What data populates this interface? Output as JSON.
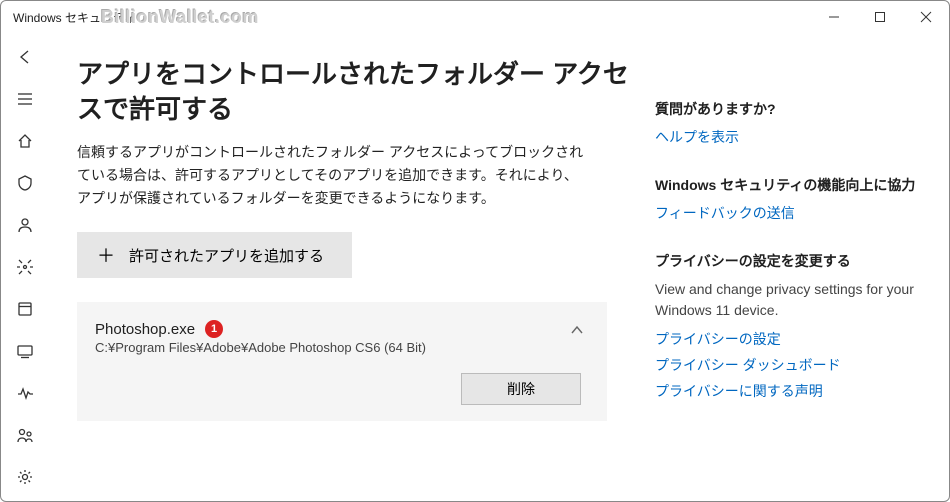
{
  "window": {
    "title": "Windows セキュリティ",
    "watermark": "BillionWallet.com"
  },
  "page": {
    "heading": "アプリをコントロールされたフォルダー アクセスで許可する",
    "description": "信頼するアプリがコントロールされたフォルダー アクセスによってブロックされている場合は、許可するアプリとしてそのアプリを追加できます。それにより、アプリが保護されているフォルダーを変更できるようになります。",
    "add_button_label": "許可されたアプリを追加する"
  },
  "allowed_app": {
    "name": "Photoshop.exe",
    "badge": "1",
    "path": "C:¥Program Files¥Adobe¥Adobe Photoshop CS6 (64 Bit)",
    "remove_label": "削除"
  },
  "right": {
    "help_heading": "質問がありますか?",
    "help_link": "ヘルプを表示",
    "feedback_heading": "Windows セキュリティの機能向上に協力",
    "feedback_link": "フィードバックの送信",
    "privacy_heading": "プライバシーの設定を変更する",
    "privacy_text": "View and change privacy settings for your Windows 11 device.",
    "privacy_link1": "プライバシーの設定",
    "privacy_link2": "プライバシー ダッシュボード",
    "privacy_link3": "プライバシーに関する声明"
  }
}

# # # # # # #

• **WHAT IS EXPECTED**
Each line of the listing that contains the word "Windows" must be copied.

• **RESPONSE TO THE EXERCISE**
    "title": "Windows セキュリティ",
    "feedback_heading": "Windows セキュリティの機能向上に協力",
    "privacy_text": "View and change privacy settings for your Windows 11 device.",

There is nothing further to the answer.